§ **Try it**: Every single record needs to be restated word for word.

§ **Interface dataset entries**:
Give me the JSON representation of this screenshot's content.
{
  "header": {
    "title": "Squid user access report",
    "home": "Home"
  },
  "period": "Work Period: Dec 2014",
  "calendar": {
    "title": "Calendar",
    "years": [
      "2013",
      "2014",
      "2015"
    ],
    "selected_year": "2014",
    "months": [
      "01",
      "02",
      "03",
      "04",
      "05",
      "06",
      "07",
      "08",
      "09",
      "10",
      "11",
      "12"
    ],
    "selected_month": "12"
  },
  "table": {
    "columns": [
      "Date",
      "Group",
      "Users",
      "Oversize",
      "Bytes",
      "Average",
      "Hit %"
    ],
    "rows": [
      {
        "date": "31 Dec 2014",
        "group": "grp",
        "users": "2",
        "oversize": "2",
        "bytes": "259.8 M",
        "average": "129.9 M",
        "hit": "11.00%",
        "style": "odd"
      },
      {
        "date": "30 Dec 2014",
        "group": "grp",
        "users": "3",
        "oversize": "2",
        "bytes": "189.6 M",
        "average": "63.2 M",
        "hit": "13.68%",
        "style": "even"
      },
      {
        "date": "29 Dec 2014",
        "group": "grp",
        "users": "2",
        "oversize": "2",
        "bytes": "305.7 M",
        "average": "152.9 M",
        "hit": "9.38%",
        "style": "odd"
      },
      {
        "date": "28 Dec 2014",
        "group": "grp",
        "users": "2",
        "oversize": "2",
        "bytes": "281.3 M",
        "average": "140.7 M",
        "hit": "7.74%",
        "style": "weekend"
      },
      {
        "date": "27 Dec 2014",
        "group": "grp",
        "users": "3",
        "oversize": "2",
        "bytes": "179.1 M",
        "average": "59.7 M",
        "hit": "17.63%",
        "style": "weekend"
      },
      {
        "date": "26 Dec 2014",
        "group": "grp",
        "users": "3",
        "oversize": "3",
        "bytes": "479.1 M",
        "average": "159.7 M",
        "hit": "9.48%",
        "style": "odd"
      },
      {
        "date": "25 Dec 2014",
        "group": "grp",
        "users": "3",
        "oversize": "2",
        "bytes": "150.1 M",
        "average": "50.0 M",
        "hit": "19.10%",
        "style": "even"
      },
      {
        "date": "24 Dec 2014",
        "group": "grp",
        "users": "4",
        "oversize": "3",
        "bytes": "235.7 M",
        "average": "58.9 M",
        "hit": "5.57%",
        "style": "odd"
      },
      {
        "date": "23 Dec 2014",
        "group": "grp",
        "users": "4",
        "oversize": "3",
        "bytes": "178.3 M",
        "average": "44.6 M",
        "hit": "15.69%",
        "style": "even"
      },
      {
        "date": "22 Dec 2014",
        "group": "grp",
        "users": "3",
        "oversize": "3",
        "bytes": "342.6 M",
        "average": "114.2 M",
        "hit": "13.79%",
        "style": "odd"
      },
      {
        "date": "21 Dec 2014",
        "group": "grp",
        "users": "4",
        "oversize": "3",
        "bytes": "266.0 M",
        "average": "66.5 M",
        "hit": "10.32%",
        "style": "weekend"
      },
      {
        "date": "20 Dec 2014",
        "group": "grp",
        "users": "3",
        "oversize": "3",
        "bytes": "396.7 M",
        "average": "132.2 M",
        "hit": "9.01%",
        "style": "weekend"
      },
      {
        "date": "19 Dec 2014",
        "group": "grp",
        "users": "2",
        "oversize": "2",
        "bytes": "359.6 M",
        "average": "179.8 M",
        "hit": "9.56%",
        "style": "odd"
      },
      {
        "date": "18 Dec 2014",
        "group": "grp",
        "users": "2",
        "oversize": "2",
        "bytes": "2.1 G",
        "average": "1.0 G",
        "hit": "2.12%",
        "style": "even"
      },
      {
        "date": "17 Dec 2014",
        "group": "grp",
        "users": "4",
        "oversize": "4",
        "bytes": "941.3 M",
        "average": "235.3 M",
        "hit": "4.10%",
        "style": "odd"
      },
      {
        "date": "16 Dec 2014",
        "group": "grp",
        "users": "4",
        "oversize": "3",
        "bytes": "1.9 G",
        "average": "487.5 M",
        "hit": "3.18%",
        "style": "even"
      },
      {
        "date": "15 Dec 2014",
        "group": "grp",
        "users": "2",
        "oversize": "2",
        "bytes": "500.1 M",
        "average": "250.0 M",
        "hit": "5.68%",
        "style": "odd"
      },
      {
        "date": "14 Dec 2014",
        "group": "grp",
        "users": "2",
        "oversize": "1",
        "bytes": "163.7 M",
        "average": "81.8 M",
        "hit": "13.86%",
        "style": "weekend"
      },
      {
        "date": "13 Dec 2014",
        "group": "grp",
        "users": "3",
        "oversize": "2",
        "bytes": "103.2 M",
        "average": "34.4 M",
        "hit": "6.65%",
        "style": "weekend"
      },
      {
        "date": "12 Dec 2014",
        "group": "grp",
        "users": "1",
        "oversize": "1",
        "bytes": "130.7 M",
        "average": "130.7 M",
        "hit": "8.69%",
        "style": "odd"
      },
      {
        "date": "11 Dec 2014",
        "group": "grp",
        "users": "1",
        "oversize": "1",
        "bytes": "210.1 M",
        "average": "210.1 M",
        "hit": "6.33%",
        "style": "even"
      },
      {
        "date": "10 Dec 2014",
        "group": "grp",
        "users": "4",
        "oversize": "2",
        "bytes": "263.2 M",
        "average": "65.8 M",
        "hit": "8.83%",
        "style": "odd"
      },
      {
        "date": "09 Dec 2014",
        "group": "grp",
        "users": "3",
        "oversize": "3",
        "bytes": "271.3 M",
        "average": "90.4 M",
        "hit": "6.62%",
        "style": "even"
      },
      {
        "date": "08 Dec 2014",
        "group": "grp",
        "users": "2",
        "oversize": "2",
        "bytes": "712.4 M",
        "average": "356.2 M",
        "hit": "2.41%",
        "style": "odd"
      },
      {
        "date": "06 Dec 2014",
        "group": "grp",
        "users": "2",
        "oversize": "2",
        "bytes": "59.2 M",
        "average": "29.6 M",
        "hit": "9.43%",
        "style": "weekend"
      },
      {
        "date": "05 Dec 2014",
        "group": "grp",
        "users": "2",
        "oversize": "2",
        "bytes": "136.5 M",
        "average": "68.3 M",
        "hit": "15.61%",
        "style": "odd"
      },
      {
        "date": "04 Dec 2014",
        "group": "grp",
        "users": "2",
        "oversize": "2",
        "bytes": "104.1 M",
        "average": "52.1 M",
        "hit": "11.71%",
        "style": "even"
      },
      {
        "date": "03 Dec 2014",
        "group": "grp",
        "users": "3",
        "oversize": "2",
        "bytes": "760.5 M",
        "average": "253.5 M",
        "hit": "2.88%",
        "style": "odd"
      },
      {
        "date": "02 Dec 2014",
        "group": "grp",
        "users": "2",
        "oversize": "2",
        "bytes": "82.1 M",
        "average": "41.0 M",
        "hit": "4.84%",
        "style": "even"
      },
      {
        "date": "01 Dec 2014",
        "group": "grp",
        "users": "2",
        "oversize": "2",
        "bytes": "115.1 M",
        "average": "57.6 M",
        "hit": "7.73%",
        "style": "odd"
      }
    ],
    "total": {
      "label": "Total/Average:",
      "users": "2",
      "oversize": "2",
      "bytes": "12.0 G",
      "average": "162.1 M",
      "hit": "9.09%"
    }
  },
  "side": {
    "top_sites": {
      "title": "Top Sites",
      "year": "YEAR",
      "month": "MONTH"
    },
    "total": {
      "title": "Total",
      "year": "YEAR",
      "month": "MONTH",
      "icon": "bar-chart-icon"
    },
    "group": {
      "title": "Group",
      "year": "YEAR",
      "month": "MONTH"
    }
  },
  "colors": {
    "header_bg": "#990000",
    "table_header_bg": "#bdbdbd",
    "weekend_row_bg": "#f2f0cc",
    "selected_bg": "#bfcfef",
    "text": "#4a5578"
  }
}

§ **Written response**:
Give me the JSON representation of this screenshot's content.
{
  "header": {
    "title": "Squid user access report",
    "home": "Home"
  },
  "period": "Work Period: Dec 2014",
  "calendar": {
    "title": "Calendar",
    "years": [
      "2013",
      "2014",
      "2015"
    ],
    "selected_year": "2014",
    "months": [
      "01",
      "02",
      "03",
      "04",
      "05",
      "06",
      "07",
      "08",
      "09",
      "10",
      "11",
      "12"
    ],
    "selected_month": "12"
  },
  "table": {
    "columns": [
      "Date",
      "Group",
      "Users",
      "Oversize",
      "Bytes",
      "Average",
      "Hit %"
    ],
    "rows": [
      {
        "date": "31 Dec 2014",
        "group": "grp",
        "users": "2",
        "oversize": "2",
        "bytes": "259.8 M",
        "average": "129.9 M",
        "hit": "11.00%",
        "style": "odd"
      },
      {
        "date": "30 Dec 2014",
        "group": "grp",
        "users": "3",
        "oversize": "2",
        "bytes": "189.6 M",
        "average": "63.2 M",
        "hit": "13.68%",
        "style": "even"
      },
      {
        "date": "29 Dec 2014",
        "group": "grp",
        "users": "2",
        "oversize": "2",
        "bytes": "305.7 M",
        "average": "152.9 M",
        "hit": "9.38%",
        "style": "odd"
      },
      {
        "date": "28 Dec 2014",
        "group": "grp",
        "users": "2",
        "oversize": "2",
        "bytes": "281.3 M",
        "average": "140.7 M",
        "hit": "7.74%",
        "style": "weekend"
      },
      {
        "date": "27 Dec 2014",
        "group": "grp",
        "users": "3",
        "oversize": "2",
        "bytes": "179.1 M",
        "average": "59.7 M",
        "hit": "17.63%",
        "style": "weekend"
      },
      {
        "date": "26 Dec 2014",
        "group": "grp",
        "users": "3",
        "oversize": "3",
        "bytes": "479.1 M",
        "average": "159.7 M",
        "hit": "9.48%",
        "style": "odd"
      },
      {
        "date": "25 Dec 2014",
        "group": "grp",
        "users": "3",
        "oversize": "2",
        "bytes": "150.1 M",
        "average": "50.0 M",
        "hit": "19.10%",
        "style": "even"
      },
      {
        "date": "24 Dec 2014",
        "group": "grp",
        "users": "4",
        "oversize": "3",
        "bytes": "235.7 M",
        "average": "58.9 M",
        "hit": "5.57%",
        "style": "odd"
      },
      {
        "date": "23 Dec 2014",
        "group": "grp",
        "users": "4",
        "oversize": "3",
        "bytes": "178.3 M",
        "average": "44.6 M",
        "hit": "15.69%",
        "style": "even"
      },
      {
        "date": "22 Dec 2014",
        "group": "grp",
        "users": "3",
        "oversize": "3",
        "bytes": "342.6 M",
        "average": "114.2 M",
        "hit": "13.79%",
        "style": "odd"
      },
      {
        "date": "21 Dec 2014",
        "group": "grp",
        "users": "4",
        "oversize": "3",
        "bytes": "266.0 M",
        "average": "66.5 M",
        "hit": "10.32%",
        "style": "weekend"
      },
      {
        "date": "20 Dec 2014",
        "group": "grp",
        "users": "3",
        "oversize": "3",
        "bytes": "396.7 M",
        "average": "132.2 M",
        "hit": "9.01%",
        "style": "weekend"
      },
      {
        "date": "19 Dec 2014",
        "group": "grp",
        "users": "2",
        "oversize": "2",
        "bytes": "359.6 M",
        "average": "179.8 M",
        "hit": "9.56%",
        "style": "odd"
      },
      {
        "date": "18 Dec 2014",
        "group": "grp",
        "users": "2",
        "oversize": "2",
        "bytes": "2.1 G",
        "average": "1.0 G",
        "hit": "2.12%",
        "style": "even"
      },
      {
        "date": "17 Dec 2014",
        "group": "grp",
        "users": "4",
        "oversize": "4",
        "bytes": "941.3 M",
        "average": "235.3 M",
        "hit": "4.10%",
        "style": "odd"
      },
      {
        "date": "16 Dec 2014",
        "group": "grp",
        "users": "4",
        "oversize": "3",
        "bytes": "1.9 G",
        "average": "487.5 M",
        "hit": "3.18%",
        "style": "even"
      },
      {
        "date": "15 Dec 2014",
        "group": "grp",
        "users": "2",
        "oversize": "2",
        "bytes": "500.1 M",
        "average": "250.0 M",
        "hit": "5.68%",
        "style": "odd"
      },
      {
        "date": "14 Dec 2014",
        "group": "grp",
        "users": "2",
        "oversize": "1",
        "bytes": "163.7 M",
        "average": "81.8 M",
        "hit": "13.86%",
        "style": "weekend"
      },
      {
        "date": "13 Dec 2014",
        "group": "grp",
        "users": "3",
        "oversize": "2",
        "bytes": "103.2 M",
        "average": "34.4 M",
        "hit": "6.65%",
        "style": "weekend"
      },
      {
        "date": "12 Dec 2014",
        "group": "grp",
        "users": "1",
        "oversize": "1",
        "bytes": "130.7 M",
        "average": "130.7 M",
        "hit": "8.69%",
        "style": "odd"
      },
      {
        "date": "11 Dec 2014",
        "group": "grp",
        "users": "1",
        "oversize": "1",
        "bytes": "210.1 M",
        "average": "210.1 M",
        "hit": "6.33%",
        "style": "even"
      },
      {
        "date": "10 Dec 2014",
        "group": "grp",
        "users": "4",
        "oversize": "2",
        "bytes": "263.2 M",
        "average": "65.8 M",
        "hit": "8.83%",
        "style": "odd"
      },
      {
        "date": "09 Dec 2014",
        "group": "grp",
        "users": "3",
        "oversize": "3",
        "bytes": "271.3 M",
        "average": "90.4 M",
        "hit": "6.62%",
        "style": "even"
      },
      {
        "date": "08 Dec 2014",
        "group": "grp",
        "users": "2",
        "oversize": "2",
        "bytes": "712.4 M",
        "average": "356.2 M",
        "hit": "2.41%",
        "style": "odd"
      },
      {
        "date": "06 Dec 2014",
        "group": "grp",
        "users": "2",
        "oversize": "2",
        "bytes": "59.2 M",
        "average": "29.6 M",
        "hit": "9.43%",
        "style": "weekend"
      },
      {
        "date": "05 Dec 2014",
        "group": "grp",
        "users": "2",
        "oversize": "2",
        "bytes": "136.5 M",
        "average": "68.3 M",
        "hit": "15.61%",
        "style": "odd"
      },
      {
        "date": "04 Dec 2014",
        "group": "grp",
        "users": "2",
        "oversize": "2",
        "bytes": "104.1 M",
        "average": "52.1 M",
        "hit": "11.71%",
        "style": "even"
      },
      {
        "date": "03 Dec 2014",
        "group": "grp",
        "users": "3",
        "oversize": "2",
        "bytes": "760.5 M",
        "average": "253.5 M",
        "hit": "2.88%",
        "style": "odd"
      },
      {
        "date": "02 Dec 2014",
        "group": "grp",
        "users": "2",
        "oversize": "2",
        "bytes": "82.1 M",
        "average": "41.0 M",
        "hit": "4.84%",
        "style": "even"
      },
      {
        "date": "01 Dec 2014",
        "group": "grp",
        "users": "2",
        "oversize": "2",
        "bytes": "115.1 M",
        "average": "57.6 M",
        "hit": "7.73%",
        "style": "odd"
      }
    ],
    "total": {
      "label": "Total/Average:",
      "users": "2",
      "oversize": "2",
      "bytes": "12.0 G",
      "average": "162.1 M",
      "hit": "9.09%"
    }
  },
  "side": {
    "top_sites": {
      "title": "Top Sites",
      "year": "YEAR",
      "month": "MONTH"
    },
    "total": {
      "title": "Total",
      "year": "YEAR",
      "month": "MONTH",
      "icon": "bar-chart-icon"
    },
    "group": {
      "title": "Group",
      "year": "YEAR",
      "month": "MONTH"
    }
  },
  "colors": {
    "header_bg": "#990000",
    "table_header_bg": "#bdbdbd",
    "weekend_row_bg": "#f2f0cc",
    "selected_bg": "#bfcfef",
    "text": "#4a5578"
  }
}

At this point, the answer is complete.